Dataset records.
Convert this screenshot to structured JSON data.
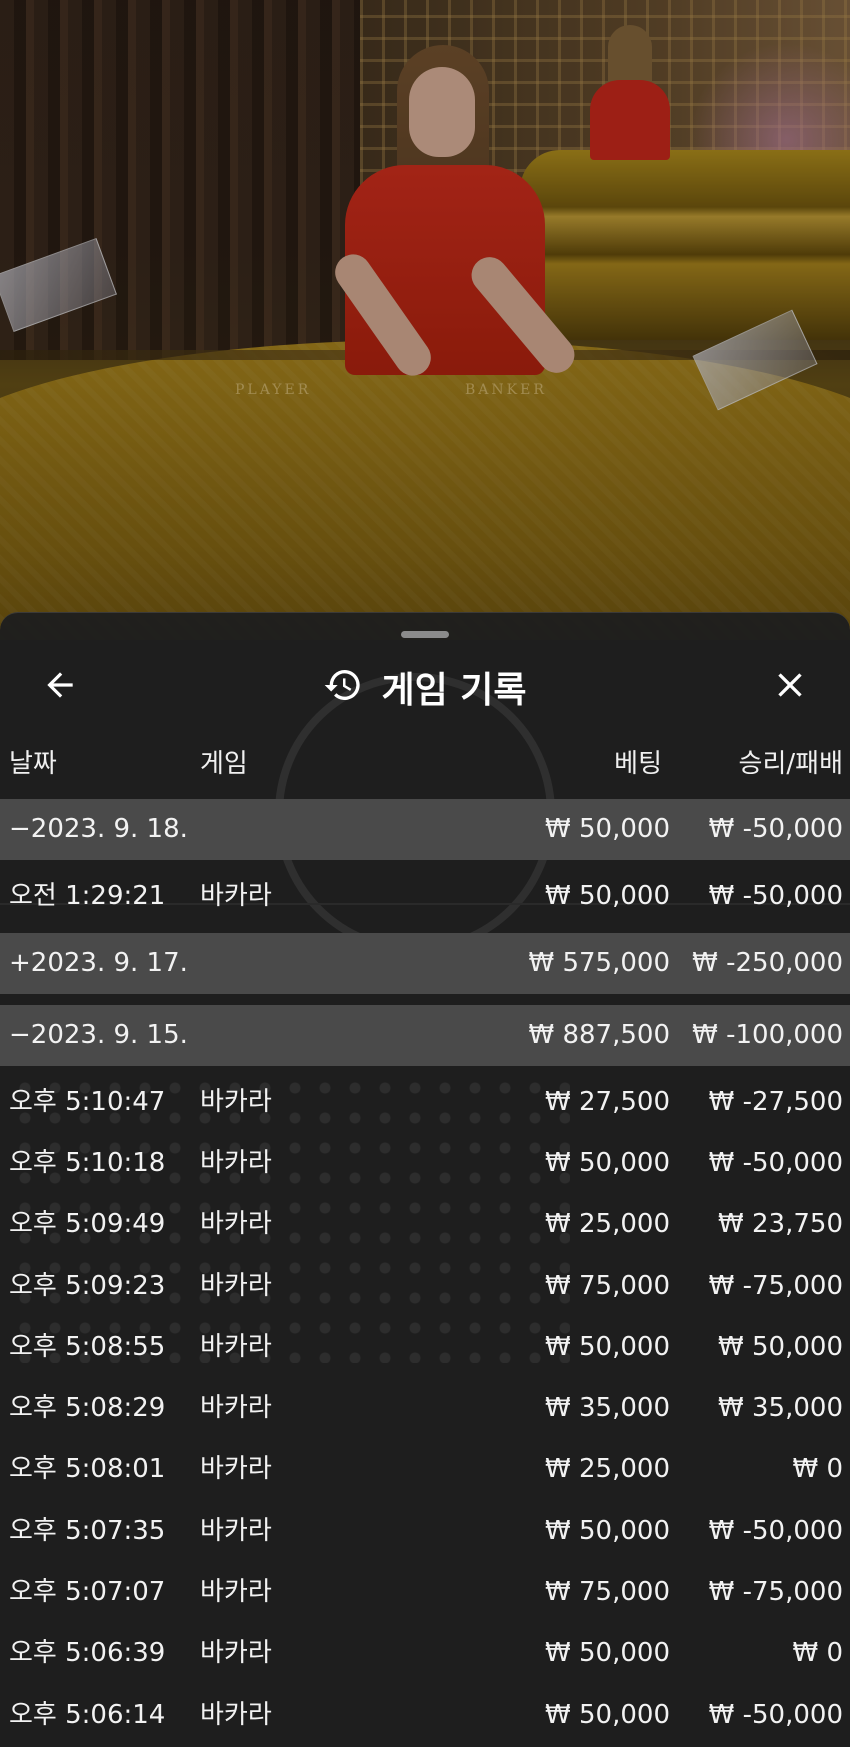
{
  "video": {
    "table_label_player": "PLAYER",
    "table_label_banker": "BANKER"
  },
  "header": {
    "title": "게임 기록",
    "icons": {
      "back": "arrow-left-icon",
      "history": "history-icon",
      "close": "close-icon"
    }
  },
  "columns": {
    "date": "날짜",
    "game": "게임",
    "bet": "베팅",
    "result": "승리/패배"
  },
  "rows": [
    {
      "type": "group",
      "date": "−2023. 9. 18.",
      "game": "",
      "bet": "₩ 50,000",
      "result": "₩ -50,000"
    },
    {
      "type": "item",
      "date": "오전 1:29:21",
      "game": "바카라",
      "bet": "₩ 50,000",
      "result": "₩ -50,000"
    },
    {
      "type": "group",
      "date": "+2023. 9. 17.",
      "game": "",
      "bet": "₩ 575,000",
      "result": "₩ -250,000"
    },
    {
      "type": "group",
      "date": "−2023. 9. 15.",
      "game": "",
      "bet": "₩ 887,500",
      "result": "₩ -100,000"
    },
    {
      "type": "item",
      "date": "오후 5:10:47",
      "game": "바카라",
      "bet": "₩ 27,500",
      "result": "₩ -27,500"
    },
    {
      "type": "item",
      "date": "오후 5:10:18",
      "game": "바카라",
      "bet": "₩ 50,000",
      "result": "₩ -50,000"
    },
    {
      "type": "item",
      "date": "오후 5:09:49",
      "game": "바카라",
      "bet": "₩ 25,000",
      "result": "₩ 23,750"
    },
    {
      "type": "item",
      "date": "오후 5:09:23",
      "game": "바카라",
      "bet": "₩ 75,000",
      "result": "₩ -75,000"
    },
    {
      "type": "item",
      "date": "오후 5:08:55",
      "game": "바카라",
      "bet": "₩ 50,000",
      "result": "₩ 50,000"
    },
    {
      "type": "item",
      "date": "오후 5:08:29",
      "game": "바카라",
      "bet": "₩ 35,000",
      "result": "₩ 35,000"
    },
    {
      "type": "item",
      "date": "오후 5:08:01",
      "game": "바카라",
      "bet": "₩ 25,000",
      "result": "₩ 0"
    },
    {
      "type": "item",
      "date": "오후 5:07:35",
      "game": "바카라",
      "bet": "₩ 50,000",
      "result": "₩ -50,000"
    },
    {
      "type": "item",
      "date": "오후 5:07:07",
      "game": "바카라",
      "bet": "₩ 75,000",
      "result": "₩ -75,000"
    },
    {
      "type": "item",
      "date": "오후 5:06:39",
      "game": "바카라",
      "bet": "₩ 50,000",
      "result": "₩ 0"
    },
    {
      "type": "item",
      "date": "오후 5:06:14",
      "game": "바카라",
      "bet": "₩ 50,000",
      "result": "₩ -50,000"
    }
  ]
}
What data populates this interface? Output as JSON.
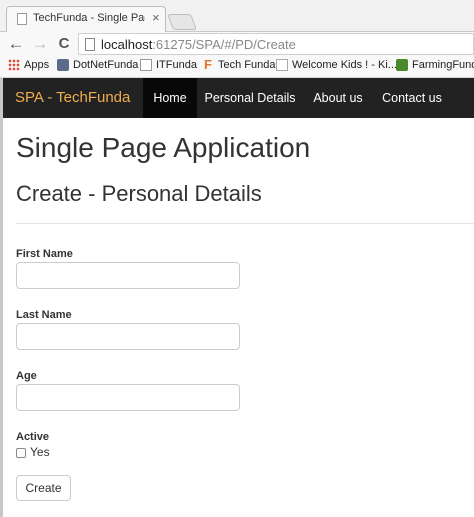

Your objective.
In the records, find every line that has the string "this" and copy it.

Task response.
Convert this screenshot to structured JSON data.
What data populates this interface? Output as JSON.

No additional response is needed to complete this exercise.